» **Problem details**: For each line below that contains the word "years", return that line.

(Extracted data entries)
=== Section Start ===

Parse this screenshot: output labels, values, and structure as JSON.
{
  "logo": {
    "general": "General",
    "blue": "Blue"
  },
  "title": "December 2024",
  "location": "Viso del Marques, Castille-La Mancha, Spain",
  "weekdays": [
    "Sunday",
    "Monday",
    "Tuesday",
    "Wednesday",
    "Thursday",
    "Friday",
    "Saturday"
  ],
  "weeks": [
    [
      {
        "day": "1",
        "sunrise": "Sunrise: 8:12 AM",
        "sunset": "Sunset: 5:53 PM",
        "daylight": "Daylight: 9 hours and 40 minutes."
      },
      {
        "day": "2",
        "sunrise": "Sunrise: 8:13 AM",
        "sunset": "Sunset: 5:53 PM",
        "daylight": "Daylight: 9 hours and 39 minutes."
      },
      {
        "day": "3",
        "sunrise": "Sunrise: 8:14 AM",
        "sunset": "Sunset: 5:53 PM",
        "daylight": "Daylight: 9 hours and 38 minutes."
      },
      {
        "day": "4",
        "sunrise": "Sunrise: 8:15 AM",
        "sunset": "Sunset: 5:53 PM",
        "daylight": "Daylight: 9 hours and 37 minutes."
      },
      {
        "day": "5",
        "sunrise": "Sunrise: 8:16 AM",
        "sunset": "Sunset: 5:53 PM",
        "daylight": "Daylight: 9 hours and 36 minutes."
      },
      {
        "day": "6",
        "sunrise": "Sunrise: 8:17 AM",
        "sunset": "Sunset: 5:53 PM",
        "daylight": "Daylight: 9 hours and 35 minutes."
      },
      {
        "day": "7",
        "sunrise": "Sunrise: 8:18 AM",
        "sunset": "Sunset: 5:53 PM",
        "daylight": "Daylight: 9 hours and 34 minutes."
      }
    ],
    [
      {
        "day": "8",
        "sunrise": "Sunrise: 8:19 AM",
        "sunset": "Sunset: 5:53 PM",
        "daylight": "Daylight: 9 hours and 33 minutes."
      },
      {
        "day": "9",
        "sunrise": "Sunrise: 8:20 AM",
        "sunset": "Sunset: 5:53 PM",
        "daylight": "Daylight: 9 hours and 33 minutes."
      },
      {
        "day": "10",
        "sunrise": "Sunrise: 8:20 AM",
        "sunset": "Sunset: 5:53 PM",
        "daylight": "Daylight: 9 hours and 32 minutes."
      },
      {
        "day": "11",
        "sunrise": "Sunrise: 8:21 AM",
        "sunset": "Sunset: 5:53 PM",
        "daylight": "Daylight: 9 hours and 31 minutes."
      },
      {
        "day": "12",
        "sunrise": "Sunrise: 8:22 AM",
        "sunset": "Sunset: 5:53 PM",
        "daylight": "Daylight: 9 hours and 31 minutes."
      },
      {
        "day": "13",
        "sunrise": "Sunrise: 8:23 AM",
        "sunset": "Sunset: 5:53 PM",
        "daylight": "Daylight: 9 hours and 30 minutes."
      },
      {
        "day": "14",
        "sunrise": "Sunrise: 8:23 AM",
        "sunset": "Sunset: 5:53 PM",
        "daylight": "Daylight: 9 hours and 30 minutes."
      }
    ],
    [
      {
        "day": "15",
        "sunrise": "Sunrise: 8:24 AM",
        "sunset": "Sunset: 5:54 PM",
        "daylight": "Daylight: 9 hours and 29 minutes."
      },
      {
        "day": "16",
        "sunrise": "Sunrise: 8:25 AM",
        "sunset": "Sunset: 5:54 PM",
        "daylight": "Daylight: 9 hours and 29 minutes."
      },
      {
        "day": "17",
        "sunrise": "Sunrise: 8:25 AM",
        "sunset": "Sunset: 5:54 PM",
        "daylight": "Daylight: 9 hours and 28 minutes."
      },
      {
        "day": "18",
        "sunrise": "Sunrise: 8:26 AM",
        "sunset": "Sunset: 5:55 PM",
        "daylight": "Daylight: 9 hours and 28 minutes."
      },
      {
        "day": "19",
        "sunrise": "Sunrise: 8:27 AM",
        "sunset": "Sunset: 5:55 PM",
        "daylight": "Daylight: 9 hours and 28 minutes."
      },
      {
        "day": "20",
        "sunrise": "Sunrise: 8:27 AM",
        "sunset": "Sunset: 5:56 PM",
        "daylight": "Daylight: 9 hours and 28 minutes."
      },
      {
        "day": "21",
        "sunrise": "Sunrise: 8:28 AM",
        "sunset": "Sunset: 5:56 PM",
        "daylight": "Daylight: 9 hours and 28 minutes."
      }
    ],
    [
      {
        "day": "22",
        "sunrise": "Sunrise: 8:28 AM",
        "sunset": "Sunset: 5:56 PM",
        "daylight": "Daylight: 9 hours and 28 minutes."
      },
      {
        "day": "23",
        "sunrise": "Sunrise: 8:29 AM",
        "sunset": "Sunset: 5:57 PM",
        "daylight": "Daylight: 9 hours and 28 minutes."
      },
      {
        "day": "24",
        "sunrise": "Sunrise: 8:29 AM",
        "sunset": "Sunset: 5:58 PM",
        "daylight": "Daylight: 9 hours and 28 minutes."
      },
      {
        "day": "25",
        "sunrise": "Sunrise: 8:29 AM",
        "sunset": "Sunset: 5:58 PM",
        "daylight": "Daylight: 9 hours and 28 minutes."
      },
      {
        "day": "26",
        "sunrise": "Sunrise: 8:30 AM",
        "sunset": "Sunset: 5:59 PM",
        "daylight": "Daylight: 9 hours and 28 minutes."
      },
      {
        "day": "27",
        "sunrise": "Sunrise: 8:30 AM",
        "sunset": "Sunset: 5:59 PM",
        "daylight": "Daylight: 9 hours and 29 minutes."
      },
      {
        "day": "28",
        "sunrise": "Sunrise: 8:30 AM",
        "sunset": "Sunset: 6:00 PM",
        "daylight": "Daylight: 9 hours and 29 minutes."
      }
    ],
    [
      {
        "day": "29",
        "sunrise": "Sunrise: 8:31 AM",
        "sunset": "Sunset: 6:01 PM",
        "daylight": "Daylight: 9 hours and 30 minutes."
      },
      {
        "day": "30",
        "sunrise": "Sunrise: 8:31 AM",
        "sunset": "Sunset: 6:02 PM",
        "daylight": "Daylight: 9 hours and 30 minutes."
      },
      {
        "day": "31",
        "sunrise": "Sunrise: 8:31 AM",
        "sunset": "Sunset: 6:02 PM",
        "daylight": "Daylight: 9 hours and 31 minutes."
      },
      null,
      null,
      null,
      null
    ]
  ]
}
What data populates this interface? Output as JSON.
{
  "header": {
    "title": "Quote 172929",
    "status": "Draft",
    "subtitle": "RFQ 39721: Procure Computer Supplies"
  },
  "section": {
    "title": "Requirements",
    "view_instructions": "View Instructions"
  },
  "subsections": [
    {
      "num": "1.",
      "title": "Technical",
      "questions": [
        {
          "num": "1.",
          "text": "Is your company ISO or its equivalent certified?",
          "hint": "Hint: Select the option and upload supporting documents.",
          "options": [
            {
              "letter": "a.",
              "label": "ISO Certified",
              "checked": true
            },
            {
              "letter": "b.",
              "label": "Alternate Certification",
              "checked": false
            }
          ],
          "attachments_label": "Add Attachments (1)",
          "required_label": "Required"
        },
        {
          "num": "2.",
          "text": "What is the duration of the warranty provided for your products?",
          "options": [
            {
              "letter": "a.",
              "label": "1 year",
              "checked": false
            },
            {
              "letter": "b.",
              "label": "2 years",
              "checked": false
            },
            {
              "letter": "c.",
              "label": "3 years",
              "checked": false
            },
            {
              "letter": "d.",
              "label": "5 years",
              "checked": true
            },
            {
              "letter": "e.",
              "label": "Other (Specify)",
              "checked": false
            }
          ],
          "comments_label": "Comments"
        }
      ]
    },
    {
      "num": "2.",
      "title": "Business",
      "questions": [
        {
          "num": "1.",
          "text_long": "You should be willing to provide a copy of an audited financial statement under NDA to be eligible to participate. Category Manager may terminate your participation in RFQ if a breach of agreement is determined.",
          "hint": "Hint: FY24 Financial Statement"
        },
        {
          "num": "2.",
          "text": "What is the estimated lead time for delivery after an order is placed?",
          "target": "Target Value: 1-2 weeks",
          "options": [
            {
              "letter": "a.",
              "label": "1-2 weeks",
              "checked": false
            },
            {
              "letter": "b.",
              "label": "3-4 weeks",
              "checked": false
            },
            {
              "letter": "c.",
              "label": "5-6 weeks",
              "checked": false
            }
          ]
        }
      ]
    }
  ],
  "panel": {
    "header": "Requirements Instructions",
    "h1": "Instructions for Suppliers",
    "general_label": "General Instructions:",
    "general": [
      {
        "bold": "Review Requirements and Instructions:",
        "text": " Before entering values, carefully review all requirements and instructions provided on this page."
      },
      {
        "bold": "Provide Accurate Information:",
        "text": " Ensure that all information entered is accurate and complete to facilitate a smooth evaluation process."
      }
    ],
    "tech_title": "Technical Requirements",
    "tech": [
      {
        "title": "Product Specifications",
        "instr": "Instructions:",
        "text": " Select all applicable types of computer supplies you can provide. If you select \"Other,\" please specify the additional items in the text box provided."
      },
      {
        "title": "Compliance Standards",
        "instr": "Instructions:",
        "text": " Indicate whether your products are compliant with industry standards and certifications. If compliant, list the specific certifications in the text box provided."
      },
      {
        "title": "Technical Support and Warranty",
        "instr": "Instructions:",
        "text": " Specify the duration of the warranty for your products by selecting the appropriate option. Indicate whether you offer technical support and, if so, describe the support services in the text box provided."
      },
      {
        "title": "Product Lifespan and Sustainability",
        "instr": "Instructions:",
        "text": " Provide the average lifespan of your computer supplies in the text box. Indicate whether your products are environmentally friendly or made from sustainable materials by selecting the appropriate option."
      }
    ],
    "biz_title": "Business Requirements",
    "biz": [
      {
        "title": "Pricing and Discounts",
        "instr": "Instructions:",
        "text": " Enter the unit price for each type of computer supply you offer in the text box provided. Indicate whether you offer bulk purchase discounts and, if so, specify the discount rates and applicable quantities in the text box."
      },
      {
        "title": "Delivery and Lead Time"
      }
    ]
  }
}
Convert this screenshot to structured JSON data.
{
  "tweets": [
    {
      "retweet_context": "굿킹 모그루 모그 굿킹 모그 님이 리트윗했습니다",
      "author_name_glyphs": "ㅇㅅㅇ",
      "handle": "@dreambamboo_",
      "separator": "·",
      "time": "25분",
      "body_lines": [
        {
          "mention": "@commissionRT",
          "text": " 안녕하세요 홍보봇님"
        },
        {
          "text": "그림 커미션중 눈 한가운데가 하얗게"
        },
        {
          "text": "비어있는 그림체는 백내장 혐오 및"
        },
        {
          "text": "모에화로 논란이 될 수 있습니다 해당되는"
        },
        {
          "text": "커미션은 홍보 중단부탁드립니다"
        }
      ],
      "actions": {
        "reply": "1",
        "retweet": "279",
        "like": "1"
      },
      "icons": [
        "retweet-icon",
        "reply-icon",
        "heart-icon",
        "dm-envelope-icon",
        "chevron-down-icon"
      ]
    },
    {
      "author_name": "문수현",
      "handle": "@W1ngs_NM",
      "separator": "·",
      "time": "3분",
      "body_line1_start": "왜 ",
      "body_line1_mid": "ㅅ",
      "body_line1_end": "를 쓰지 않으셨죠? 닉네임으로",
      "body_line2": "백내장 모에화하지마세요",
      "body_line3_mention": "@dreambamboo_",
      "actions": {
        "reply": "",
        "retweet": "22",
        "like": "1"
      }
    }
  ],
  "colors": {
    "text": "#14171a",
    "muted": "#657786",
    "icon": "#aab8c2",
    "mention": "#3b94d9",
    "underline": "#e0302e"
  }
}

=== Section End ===

» **Written response**:
              "label": "2 years",
              "label": "3 years",
              "label": "5 years",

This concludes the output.